By Nina Bachkatov and Andrew Wilson
If Vladimir Putin wanted to vindicate those who accuse him of hijacking the celebrations of 9 May for political and personal reasons, he could hardly have done better than announcing two successive postponements. The main motive was of course the coronavirus epidemy, still out of control in early May. Putin decided wisely to cancel an event dragging millions of people through the country’s streets. The event was replaced by a low-key ceremony on the Tomb of the Unknown Soldier, under the walls of the Kremlin, where Putin bowed his head in respect to the 28 million Soviet citizens who lost their lives during WWII. Instead of a military parade on Red Square, jets and helicopters flew over Moscow.
But Vladimir Putin cannot reconciliate himself with the cancellation of the special celebrations of the 75th anniversary of Victory over Nazism he had planned for months. This 75th years were due to be grandiose, projecting the image of his personal power and of Russian greatness, with the president surrounded by the leaders of the world, many of them allies during WWII.
In consequence, he postponed the commemorations, not once, but twice.
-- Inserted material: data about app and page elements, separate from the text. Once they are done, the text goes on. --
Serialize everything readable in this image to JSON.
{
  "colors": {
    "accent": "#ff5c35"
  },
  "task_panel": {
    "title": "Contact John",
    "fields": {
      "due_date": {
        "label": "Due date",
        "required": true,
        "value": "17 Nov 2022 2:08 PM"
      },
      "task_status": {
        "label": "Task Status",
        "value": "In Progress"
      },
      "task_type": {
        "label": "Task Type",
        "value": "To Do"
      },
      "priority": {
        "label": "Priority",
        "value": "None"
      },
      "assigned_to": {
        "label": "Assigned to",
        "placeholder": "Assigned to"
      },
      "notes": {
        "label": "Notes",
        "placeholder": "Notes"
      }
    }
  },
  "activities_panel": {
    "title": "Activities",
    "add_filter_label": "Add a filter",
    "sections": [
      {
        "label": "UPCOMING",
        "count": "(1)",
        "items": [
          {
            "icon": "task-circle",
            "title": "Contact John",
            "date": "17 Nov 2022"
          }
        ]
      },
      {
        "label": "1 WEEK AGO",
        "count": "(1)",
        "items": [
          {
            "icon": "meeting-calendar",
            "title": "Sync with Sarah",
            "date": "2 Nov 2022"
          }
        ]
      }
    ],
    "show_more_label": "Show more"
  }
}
First, he proposed to mark Victory Day on 3 September (the end of World War Two in the Pacific). Then, on 26 May, as the coronavirus became better controlled, he ordered Defence Minister Sergei Shoigu to organise a massive military parade on 24 June (the day of the first victory parade on Red Square after the 9 May 1945 German surrender)
The Kremlin has been reissuing invitations to world leaders including French President Emmanuel Macron, German Chancelor Angela Merkel, China’s leader Xi Jinping, UK Prime Minister Boris Johnson and U.S. President Donald Trump. All can, of course, still use the fear of coronavirus to decline the invitation.
The selected successive dates for postponements put the accent on the fact that the URSS took part on all the fronts of WWII, on the European continent but also on the Asian front. Another demonstration of the “distinct Russian civilisation” on the basis of both its European and Asian identities.
The gathering of leaders should also mark a return of Putin on the international scene after the cancellation of many official meetings, including at presidential level, due to the epidemic.
The new calendars did not involve the “Immortals Regiment March” consisting of processions by hundred thousand of Russians, carrying pictures of family members who died during the war. In 2012, the first time it crossed the streets of central Moscow, it was a moving event, breaking the mold of the military parade with a rare sign of popular reconnection with people’s past. Despite being made an official event in 2015, and turned into another symbol of national union, its human dimension has not been lost, including among the youth.
Putin judged that the coronavirus was sufficiently under control to allow military parades, but not enough to allow such huge processions of Russians side by side on the streets, knowing that after they will join millions of others in the parks or on the terraces. In consequence, he postponed the March from 9 may to 26 July, out of the blue, with the vague idea that he might be coupled with the referendum on Constitutional reforms that was due on 22 April.
On their side, regional authorities did not hide their reluctance to organise military parades, feeling unable to ensure social distancing. This was specially the case in Moscow, the main cluster of the infection, whose mayor Sergei Sobianin has repeated that the measures of confinement, albeit reduced, were still in place in the city and that public security was his personal responsibility. Other regional leaders share his views, as many provinces have been hit later by the virus, and are still very vulnerable. More than Sobianin, they lack the human, technical and financial means to organise the events and protect the population.
The Russian media were prompt to underline the bizarre character of successive postponements, the contradictions of a president secluded in his residence of Novo-Ogorievo, and the political use not only of WWII, but also of the coronavirus. They specially asked “how social distances can be guaranteed for soldiers and for people watching them”. Indeed, even the military raised the question of the security of the men in cities under partial confinement.
As usual Moscow is full of rumours. Unusually, it is not only the social media who are questioning the behaviour of Putin. Traditional media, including some considered close to the power, are uneasy with the idea of postponing a 9 May Victory day that is written in the DNA of the population.
The easier explanation is Putin’s obsession with any symbol of national unity, expressed by his mantra that Russians can win anyone and overcome anything as long as they are united. He certainly pay attention to the fact that, among others, WWII forged a Soviet identity, from people able to overtake ethnic or class division when fighting an invader. That included millions of men and women born into repressed families.
The 75th anniversary was due to show to the world the strength of an united Russia, reinforce Putin’s image of a strong Russian president despite recent cracks in his vertical power, and of course that of a key actor of the global world.
This was especially sensitive at a time when Putin, and many Russians, denounce attempts by the West to “rewrite history” to justify Western “aggressive policy” towards Russia. This include attempts to reduce the role of the Red Army, and efforts to put Hitler and Stalin on the same foot.
Westerners accuse “revanchist Russia” of using a distant past to encourage nationalism – another episode of the soft-power new cold war between Russia and the Western former allies.